→ Entries shown:

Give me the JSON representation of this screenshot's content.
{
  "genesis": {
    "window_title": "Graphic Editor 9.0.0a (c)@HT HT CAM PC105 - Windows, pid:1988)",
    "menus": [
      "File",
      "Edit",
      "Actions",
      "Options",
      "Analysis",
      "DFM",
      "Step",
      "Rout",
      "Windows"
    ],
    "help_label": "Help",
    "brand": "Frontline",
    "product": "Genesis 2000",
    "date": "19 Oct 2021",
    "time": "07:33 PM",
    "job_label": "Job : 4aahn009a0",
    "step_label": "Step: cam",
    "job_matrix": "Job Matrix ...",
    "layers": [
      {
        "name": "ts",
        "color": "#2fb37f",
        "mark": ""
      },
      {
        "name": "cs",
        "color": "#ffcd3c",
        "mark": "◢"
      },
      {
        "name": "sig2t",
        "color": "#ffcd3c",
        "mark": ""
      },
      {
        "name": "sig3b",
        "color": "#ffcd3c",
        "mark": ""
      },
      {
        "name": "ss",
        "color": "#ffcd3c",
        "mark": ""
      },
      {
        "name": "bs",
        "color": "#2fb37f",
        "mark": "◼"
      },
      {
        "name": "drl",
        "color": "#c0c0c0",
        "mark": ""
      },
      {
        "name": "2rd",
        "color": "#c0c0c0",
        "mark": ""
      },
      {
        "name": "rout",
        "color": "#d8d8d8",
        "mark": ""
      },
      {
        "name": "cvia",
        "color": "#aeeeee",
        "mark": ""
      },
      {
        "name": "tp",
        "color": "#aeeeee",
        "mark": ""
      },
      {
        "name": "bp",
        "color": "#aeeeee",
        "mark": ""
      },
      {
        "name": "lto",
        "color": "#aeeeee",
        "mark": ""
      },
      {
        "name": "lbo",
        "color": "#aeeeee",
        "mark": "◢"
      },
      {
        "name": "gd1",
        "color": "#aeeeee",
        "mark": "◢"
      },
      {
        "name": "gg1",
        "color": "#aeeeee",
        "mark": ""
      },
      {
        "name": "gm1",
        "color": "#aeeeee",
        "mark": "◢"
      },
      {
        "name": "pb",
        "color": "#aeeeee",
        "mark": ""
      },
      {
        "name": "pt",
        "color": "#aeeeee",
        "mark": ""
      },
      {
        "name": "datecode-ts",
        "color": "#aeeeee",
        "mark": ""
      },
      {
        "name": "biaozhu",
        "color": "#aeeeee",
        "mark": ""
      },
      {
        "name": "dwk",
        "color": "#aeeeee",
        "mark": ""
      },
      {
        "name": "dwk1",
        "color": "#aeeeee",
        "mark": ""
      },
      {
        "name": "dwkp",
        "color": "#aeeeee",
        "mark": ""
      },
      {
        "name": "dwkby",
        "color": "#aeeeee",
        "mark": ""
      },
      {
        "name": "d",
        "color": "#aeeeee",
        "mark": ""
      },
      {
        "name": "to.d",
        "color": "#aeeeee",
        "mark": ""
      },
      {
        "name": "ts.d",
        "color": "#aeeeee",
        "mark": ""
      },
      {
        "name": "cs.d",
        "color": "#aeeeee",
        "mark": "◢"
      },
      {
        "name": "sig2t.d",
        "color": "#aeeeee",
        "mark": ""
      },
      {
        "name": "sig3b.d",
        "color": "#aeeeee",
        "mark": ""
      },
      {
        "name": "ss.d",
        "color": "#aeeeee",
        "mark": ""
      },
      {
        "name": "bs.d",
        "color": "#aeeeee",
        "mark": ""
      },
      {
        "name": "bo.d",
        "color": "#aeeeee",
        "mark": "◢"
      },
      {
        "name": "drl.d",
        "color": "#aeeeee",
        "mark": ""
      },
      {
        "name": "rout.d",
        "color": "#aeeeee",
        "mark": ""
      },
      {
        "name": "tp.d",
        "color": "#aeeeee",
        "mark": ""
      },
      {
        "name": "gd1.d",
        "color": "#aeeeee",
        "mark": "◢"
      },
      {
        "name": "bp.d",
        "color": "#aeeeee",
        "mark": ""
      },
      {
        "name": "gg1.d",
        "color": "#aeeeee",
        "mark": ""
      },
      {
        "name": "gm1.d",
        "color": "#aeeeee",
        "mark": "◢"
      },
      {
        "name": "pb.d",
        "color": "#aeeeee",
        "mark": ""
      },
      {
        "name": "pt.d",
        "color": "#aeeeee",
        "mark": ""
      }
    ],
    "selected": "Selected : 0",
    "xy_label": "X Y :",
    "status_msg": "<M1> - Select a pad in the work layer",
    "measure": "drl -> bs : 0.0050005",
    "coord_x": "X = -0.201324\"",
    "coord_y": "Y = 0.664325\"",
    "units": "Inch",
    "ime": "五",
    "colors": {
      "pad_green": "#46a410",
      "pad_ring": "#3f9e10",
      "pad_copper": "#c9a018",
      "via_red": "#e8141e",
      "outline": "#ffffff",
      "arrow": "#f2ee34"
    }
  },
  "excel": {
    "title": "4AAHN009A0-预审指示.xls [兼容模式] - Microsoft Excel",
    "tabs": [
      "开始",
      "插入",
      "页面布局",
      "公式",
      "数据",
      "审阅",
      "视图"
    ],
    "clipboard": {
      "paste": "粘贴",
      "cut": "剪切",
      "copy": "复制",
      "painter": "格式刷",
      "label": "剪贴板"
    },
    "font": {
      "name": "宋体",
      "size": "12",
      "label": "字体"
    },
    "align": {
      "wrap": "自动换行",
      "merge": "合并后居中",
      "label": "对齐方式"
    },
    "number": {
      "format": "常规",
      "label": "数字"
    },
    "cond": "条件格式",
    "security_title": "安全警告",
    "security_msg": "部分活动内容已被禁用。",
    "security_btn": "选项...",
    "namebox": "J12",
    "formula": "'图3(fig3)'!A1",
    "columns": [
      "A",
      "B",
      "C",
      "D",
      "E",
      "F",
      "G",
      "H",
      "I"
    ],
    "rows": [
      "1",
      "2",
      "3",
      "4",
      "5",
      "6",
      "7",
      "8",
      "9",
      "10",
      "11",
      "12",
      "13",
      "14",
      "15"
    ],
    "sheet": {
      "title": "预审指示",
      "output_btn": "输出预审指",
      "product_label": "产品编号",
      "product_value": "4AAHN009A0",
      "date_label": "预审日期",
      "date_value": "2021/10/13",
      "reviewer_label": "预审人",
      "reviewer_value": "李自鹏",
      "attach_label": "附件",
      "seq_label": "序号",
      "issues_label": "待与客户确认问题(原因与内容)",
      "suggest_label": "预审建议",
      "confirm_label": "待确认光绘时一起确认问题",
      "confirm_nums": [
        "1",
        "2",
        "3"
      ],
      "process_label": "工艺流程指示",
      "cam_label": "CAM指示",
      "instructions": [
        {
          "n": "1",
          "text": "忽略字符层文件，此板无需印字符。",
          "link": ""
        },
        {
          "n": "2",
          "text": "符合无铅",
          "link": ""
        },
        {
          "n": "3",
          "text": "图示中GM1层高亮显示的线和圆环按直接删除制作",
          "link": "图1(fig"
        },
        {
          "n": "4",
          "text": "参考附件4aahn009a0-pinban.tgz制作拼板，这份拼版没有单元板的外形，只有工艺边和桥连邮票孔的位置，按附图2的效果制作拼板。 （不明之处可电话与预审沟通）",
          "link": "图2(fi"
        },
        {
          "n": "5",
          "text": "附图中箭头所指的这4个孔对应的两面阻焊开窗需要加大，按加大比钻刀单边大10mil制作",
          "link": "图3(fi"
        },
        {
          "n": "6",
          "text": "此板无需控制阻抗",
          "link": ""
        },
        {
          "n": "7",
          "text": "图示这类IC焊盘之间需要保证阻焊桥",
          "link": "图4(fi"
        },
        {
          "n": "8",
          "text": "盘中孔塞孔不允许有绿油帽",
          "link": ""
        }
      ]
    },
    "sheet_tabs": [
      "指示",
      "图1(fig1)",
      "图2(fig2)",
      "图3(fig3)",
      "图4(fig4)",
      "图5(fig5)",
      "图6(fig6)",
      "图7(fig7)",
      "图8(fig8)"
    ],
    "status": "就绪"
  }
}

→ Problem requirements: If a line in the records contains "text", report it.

→ Result of the exercise:
          "text": "忽略字符层文件，此板无需印字符。",
          "text": "符合无铅",
          "text": "图示中GM1层高亮显示的线和圆环按直接删除制作",
          "text": "参考附件4aahn009a0-pinban.tgz制作拼板，这份拼版没有单元板的外形，只有工艺边和桥连邮票孔的位置，按附图2的效果制作拼板。 （不明之处可电话与预审沟通）",
          "text": "附图中箭头所指的这4个孔对应的两面阻焊开窗需要加大，按加大比钻刀单边大10mil制作",
          "text": "此板无需控制阻抗",
          "text": "图示这类IC焊盘之间需要保证阻焊桥",
          "text": "盘中孔塞孔不允许有绿油帽",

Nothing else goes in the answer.